- Activity
Track down every line below that holds "true" and copy it.

- Source material

*****

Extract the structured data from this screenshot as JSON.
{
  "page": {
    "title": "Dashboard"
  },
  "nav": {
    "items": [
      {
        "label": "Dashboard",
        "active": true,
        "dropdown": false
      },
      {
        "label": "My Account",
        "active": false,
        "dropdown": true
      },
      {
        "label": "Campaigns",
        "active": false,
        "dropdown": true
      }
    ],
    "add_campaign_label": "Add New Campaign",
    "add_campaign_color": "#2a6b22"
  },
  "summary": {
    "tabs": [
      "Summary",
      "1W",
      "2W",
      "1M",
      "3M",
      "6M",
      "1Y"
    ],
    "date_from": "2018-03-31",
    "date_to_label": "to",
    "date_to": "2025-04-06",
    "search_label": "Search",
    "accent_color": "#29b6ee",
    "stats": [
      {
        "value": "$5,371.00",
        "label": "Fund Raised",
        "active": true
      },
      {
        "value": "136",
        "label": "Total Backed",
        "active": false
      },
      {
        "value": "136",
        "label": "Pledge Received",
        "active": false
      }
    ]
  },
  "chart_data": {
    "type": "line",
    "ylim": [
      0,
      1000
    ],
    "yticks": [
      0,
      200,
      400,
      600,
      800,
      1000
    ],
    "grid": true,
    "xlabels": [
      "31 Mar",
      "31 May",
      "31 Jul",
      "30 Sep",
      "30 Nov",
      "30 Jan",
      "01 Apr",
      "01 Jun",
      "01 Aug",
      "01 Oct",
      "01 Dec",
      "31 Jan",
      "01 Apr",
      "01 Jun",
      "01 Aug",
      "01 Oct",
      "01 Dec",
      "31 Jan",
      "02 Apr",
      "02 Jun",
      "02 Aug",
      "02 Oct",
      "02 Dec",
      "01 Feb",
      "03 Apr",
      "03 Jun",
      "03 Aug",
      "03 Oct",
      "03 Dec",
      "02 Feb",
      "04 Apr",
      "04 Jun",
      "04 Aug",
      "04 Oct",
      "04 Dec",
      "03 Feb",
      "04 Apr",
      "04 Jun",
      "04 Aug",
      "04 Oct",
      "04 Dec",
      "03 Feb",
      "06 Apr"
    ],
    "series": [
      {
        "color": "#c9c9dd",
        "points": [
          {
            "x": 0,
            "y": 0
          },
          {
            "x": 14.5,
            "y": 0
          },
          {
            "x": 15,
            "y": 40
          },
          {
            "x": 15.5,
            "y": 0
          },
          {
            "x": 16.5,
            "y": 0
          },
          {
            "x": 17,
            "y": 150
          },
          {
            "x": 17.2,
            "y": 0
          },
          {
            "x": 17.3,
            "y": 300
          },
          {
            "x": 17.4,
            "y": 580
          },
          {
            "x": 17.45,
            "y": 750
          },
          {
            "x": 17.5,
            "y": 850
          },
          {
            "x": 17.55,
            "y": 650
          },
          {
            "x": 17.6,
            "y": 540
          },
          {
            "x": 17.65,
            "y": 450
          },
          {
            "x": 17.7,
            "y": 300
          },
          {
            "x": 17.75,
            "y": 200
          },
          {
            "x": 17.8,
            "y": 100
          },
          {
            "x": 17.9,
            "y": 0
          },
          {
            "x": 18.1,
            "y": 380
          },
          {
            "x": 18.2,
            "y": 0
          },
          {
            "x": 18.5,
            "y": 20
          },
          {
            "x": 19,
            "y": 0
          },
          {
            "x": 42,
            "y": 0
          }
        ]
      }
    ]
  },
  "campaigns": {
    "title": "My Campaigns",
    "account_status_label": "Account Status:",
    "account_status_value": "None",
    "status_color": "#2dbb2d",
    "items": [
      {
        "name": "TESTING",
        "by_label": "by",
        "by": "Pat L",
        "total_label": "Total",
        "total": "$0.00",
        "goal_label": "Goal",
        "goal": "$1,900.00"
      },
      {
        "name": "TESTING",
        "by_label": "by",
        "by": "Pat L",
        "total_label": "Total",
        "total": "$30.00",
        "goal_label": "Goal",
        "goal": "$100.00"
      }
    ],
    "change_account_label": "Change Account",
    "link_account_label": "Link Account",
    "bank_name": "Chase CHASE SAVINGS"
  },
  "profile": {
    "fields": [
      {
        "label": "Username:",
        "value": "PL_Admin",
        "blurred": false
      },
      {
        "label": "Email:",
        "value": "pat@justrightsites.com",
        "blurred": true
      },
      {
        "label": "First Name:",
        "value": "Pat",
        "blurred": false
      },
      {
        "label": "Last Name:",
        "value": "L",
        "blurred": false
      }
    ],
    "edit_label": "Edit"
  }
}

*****

- Your response
        "active": true,
        "dropdown": true
        "dropdown": true
        "active": true
    "grid": true,
        "blurred": true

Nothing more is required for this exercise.